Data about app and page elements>
========================================
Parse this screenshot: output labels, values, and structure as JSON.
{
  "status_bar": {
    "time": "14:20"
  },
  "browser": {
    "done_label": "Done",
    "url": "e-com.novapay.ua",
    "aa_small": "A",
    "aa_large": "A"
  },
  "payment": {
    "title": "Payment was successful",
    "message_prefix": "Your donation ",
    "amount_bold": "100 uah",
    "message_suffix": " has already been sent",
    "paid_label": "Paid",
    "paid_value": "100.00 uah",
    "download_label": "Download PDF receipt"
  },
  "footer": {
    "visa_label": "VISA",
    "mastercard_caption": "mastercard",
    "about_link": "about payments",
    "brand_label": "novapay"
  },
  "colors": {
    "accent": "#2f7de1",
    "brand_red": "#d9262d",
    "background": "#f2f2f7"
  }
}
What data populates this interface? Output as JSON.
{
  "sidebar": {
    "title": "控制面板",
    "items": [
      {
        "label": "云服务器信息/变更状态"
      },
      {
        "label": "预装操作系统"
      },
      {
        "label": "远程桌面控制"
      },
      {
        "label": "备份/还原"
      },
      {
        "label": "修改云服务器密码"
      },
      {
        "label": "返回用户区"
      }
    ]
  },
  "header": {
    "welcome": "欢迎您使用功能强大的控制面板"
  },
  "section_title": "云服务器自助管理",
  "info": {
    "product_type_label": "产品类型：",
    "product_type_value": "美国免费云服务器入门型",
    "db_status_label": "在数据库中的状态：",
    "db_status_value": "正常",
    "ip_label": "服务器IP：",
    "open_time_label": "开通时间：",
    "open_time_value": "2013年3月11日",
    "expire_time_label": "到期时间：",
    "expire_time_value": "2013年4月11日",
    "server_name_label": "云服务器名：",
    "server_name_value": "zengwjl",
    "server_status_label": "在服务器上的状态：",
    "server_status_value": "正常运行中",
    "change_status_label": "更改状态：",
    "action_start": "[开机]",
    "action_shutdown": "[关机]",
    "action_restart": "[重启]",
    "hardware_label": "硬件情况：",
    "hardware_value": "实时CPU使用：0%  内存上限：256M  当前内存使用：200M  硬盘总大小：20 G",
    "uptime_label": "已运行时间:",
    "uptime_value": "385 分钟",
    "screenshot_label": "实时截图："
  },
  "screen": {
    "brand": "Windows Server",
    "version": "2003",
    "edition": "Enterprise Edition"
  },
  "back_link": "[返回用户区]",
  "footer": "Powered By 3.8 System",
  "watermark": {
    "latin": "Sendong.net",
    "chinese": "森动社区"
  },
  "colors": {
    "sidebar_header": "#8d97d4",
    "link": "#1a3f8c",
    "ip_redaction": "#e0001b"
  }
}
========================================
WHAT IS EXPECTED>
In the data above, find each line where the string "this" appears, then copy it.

SOLUTION>
Parse this screenshot: output labels, values, and structure as JSON.
What data populates this interface? Output as JSON.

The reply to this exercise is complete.